Industrially generated “home-made” soup is filled with promises, seldom kept. Distance yourself from this never-ending disappointment with real and genuine home-made beefy vegetable soup with herbs. This recipe – a classic, family favourite – lends itself to enhancement, modification and customising, requiring only your creative talents. Just as good out of a thermos as it is in a mug or a bowl, this soup is a powerful addition to your personal repertoire of good food.

 To make this soup for six diners, you will need:

  • 1l chicken stock (yes, yes, I know it’s beef soup …)
  • 2 large onions
  • 4 large tomatoes or
  • 1 can of tomatoes
  • 1 cup of washed barley
  • 3 carrots
  • 2 sticks of celery
  • 4 large potatoes
  • 500g best shin
  • Extra-virgin olive oil
  • Salt, pepper to taste
  • Sprigs of rosemary, thyme, sage and majoram tied into a bunch
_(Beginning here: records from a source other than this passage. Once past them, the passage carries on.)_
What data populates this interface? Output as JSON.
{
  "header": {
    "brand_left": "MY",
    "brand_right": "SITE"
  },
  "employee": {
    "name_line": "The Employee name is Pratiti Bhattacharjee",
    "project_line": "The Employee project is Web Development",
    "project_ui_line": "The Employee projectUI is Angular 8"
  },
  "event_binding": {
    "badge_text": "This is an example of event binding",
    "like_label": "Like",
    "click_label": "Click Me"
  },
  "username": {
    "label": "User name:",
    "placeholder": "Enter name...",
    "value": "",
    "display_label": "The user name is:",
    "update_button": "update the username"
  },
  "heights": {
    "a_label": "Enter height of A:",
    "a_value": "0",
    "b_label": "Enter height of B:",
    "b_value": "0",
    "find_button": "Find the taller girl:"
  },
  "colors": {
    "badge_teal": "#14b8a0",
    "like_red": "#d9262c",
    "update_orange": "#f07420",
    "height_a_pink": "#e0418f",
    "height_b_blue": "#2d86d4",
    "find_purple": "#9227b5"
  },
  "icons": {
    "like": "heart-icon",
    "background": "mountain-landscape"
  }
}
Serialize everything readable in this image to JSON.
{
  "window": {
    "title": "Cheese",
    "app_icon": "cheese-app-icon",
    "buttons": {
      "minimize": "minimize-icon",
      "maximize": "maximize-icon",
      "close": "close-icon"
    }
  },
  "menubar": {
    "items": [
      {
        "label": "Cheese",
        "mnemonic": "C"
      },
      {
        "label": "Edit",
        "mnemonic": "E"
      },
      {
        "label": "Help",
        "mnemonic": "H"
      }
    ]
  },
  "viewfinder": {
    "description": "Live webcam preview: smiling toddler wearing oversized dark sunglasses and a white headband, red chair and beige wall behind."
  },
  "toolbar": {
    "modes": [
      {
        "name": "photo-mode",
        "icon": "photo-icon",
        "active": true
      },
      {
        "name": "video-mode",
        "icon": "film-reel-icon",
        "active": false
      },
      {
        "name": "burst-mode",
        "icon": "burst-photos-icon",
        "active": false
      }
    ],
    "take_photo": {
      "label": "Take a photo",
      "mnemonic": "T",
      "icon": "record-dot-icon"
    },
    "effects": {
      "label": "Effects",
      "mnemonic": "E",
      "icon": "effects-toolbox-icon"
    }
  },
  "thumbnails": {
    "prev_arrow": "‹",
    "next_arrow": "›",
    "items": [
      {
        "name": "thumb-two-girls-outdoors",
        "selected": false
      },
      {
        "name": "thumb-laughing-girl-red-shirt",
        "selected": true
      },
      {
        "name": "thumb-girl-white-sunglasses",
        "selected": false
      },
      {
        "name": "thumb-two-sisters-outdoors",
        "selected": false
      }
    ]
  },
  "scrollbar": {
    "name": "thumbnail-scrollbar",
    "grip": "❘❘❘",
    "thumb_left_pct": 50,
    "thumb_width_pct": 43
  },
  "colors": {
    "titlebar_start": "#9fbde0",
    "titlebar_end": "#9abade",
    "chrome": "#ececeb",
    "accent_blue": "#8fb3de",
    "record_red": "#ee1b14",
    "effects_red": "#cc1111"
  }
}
First, let’s EXPLAIN the mystery – why use chicken stock if it’s a beef soup? The answer is quite simple. Chicken stock adds flavour accents that enhance the final in-your-mouth experience. You can use the fresh or frozen variety, or if time is of the essence, you can even use a stock cube.
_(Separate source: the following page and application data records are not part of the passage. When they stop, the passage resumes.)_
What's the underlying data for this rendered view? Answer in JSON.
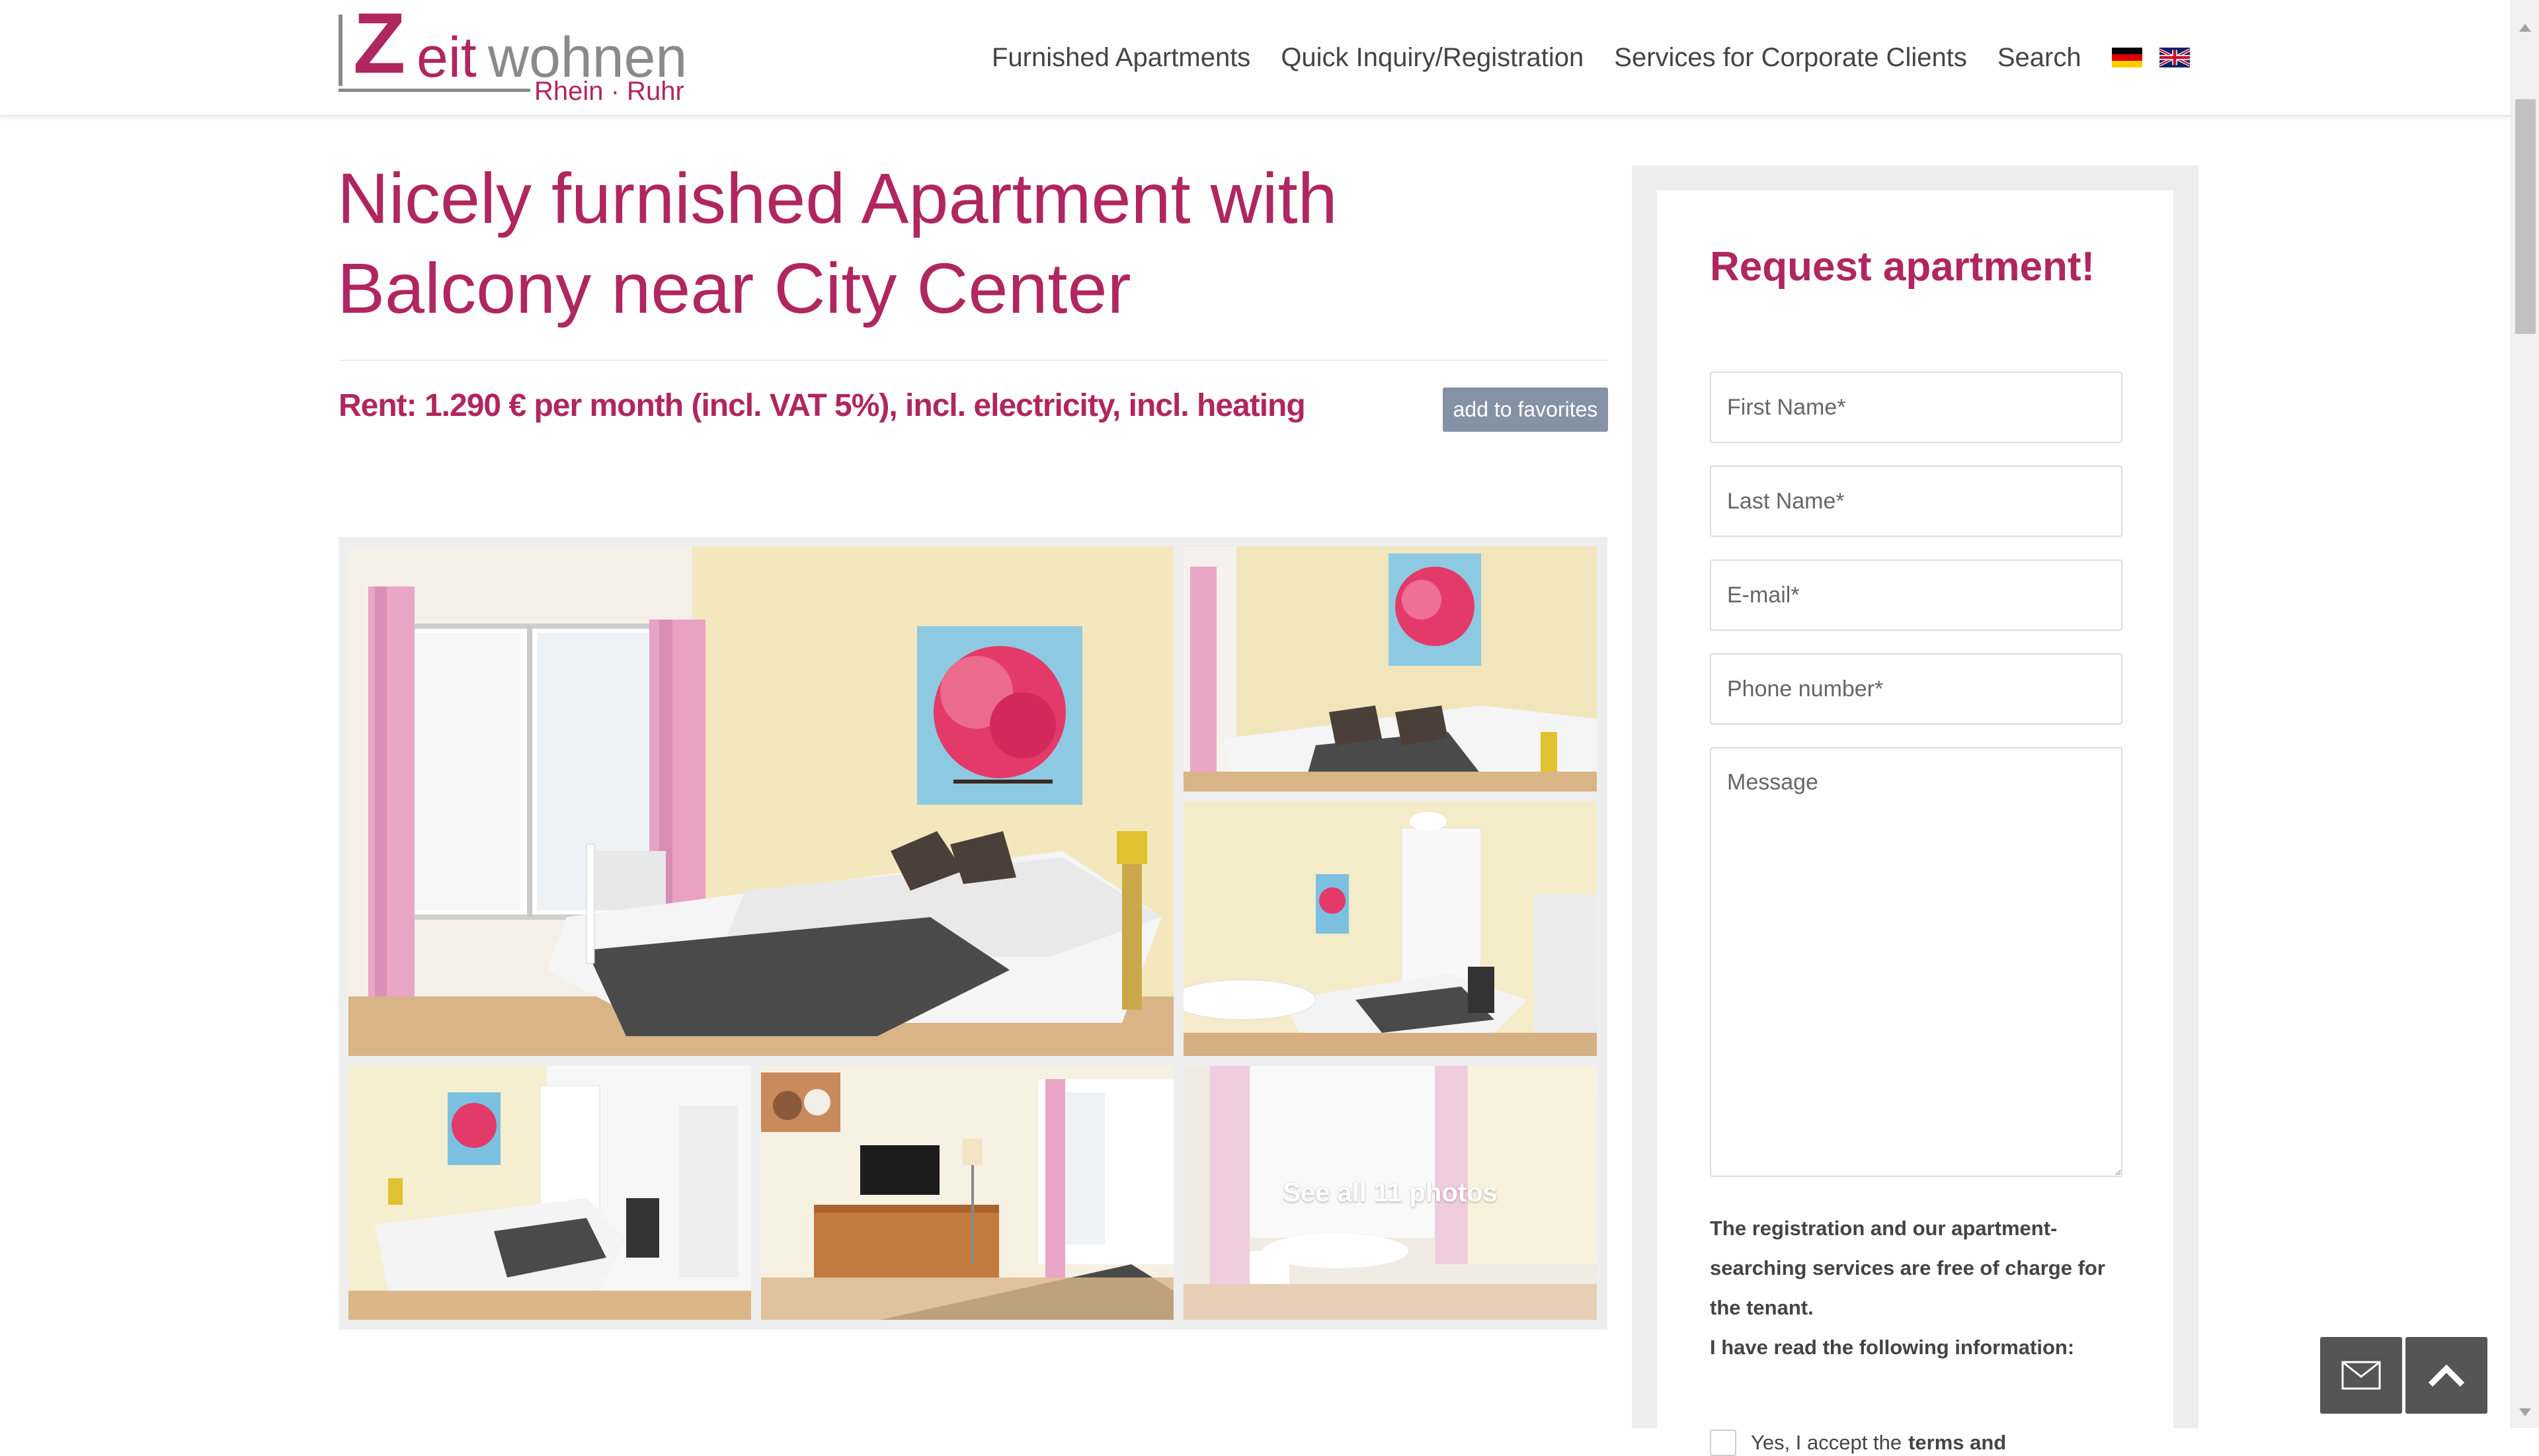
{
  "header": {
    "logo": {
      "letter": "Z",
      "part1": "eit",
      "part2": "wohnen",
      "subtitle": "Rhein · Ruhr"
    },
    "nav": [
      "Furnished Apartments",
      "Quick Inquiry/Registration",
      "Services for Corporate Clients",
      "Search"
    ],
    "flags": [
      "flag-de-icon",
      "flag-gb-icon"
    ]
  },
  "listing": {
    "title": "Nicely furnished Apartment with Balcony near City Center",
    "rent": "Rent: 1.290 € per month (incl. VAT 5%), incl. electricity, incl. heating",
    "favorites_label": "add to favorites"
  },
  "gallery": {
    "see_all": "See all 11 photos"
  },
  "form": {
    "title": "Request apartment!",
    "fields": {
      "first_name": "First Name*",
      "last_name": "Last Name*",
      "email": "E-mail*",
      "phone": "Phone number*",
      "message": "Message"
    },
    "info_line1": "The registration and our apartment-searching services are free of charge for the tenant.",
    "info_line2": "I have read the following information:",
    "checkbox_label": "Yes, I accept the",
    "checkbox_link": "terms and"
  },
  "floating": {
    "contact_icon": "mail-icon",
    "top_icon": "chevron-up-icon"
  },
  "colors": {
    "brand": "#b0265f",
    "grey": "#8a8a8a",
    "fav_button": "#8592a6",
    "float_button": "#555555"
  }
}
To get started, take a large heavy saucepan with fitted lid and pour in sufficient extra-virgin olive oil to cover the bottom. Put it on medium heat, then add the onions which have been peeled and cut into thin slices. Stir them from time to time until soft and golden. If you’re using fresh tomatoes instead of the canned variety, blanch them first for 60 seconds in boiling water, then slide off the skins and toss them away.
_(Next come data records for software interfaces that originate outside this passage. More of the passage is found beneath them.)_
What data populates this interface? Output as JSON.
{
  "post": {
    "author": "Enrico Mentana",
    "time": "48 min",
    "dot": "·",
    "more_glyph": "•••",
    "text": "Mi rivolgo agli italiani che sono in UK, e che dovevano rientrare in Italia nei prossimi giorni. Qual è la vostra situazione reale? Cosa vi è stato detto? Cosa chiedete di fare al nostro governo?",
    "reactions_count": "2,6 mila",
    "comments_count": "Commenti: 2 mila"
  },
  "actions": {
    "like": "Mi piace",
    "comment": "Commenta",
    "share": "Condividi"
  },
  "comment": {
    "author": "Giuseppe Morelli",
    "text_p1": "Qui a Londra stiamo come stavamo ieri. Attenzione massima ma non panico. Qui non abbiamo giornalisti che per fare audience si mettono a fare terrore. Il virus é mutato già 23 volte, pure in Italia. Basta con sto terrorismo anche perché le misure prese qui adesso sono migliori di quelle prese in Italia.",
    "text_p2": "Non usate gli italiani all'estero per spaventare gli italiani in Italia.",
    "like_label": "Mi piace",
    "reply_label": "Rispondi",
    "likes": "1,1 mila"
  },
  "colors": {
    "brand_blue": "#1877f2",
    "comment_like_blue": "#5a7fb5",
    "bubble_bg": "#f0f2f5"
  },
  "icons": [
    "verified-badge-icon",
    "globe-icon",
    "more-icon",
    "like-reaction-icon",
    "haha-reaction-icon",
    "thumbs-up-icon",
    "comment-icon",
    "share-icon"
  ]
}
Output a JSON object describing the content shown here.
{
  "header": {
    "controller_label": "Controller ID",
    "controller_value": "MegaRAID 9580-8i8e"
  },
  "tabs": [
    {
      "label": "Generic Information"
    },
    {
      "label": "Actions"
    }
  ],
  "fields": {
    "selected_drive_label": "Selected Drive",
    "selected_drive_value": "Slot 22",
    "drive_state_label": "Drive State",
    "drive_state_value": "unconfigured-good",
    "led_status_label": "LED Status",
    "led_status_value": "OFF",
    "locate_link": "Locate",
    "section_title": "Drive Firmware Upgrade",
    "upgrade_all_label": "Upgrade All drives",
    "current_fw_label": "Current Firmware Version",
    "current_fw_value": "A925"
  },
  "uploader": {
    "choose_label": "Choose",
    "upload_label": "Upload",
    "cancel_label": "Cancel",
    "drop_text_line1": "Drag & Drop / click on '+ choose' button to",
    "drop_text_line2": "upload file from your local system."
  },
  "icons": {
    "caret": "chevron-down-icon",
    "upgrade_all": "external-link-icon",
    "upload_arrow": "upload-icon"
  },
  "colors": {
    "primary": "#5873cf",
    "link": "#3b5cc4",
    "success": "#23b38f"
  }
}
Scrape the carrots clean, then section them into chunks. Do the same with the celery stalks. Peel the potatoes and depending on their size, cut them either into chunks or chip-shaped sections. Pour the chicken stock into the pot and let it heat up to a gentle simmer. Washing the barley is quick and essential. Having done that, add the barley to the pot, with the prepared carrots, celery stalks, tomatoes and potato sections.

Now for the meat. If this was a casserole, you’d happily brown the meat over high heat to seal in the juices. But this is not a casserole and the last thing we want is sealed-in juices. So add the fresh shin to the liquid unbrowned and hence unsealed, so that the meaty flavours and nutrients can penetrate the concoction.

At this point aesthetics, the ever-present finger-wagging scourge of the beginner cook, intrudes. Should one leave the boiled shin in the final soup or throw it out? Some diners rather like the texture of a well simmered shin, while others don’t. Since you’re in charge, you decide.

Finally, the fresh herbs. Harvest them from your garden, remove all sand and gogos, then tie them into a bunch with a clean cotton string. You should actually add this to the preparation at the beginning and then remove the soggy bundle at the end of the process. It’s worth the fuss, I promise you, but admittedly the entire culinary world is waiting with bated breath for some genius to invent an alternative. Stay tuned.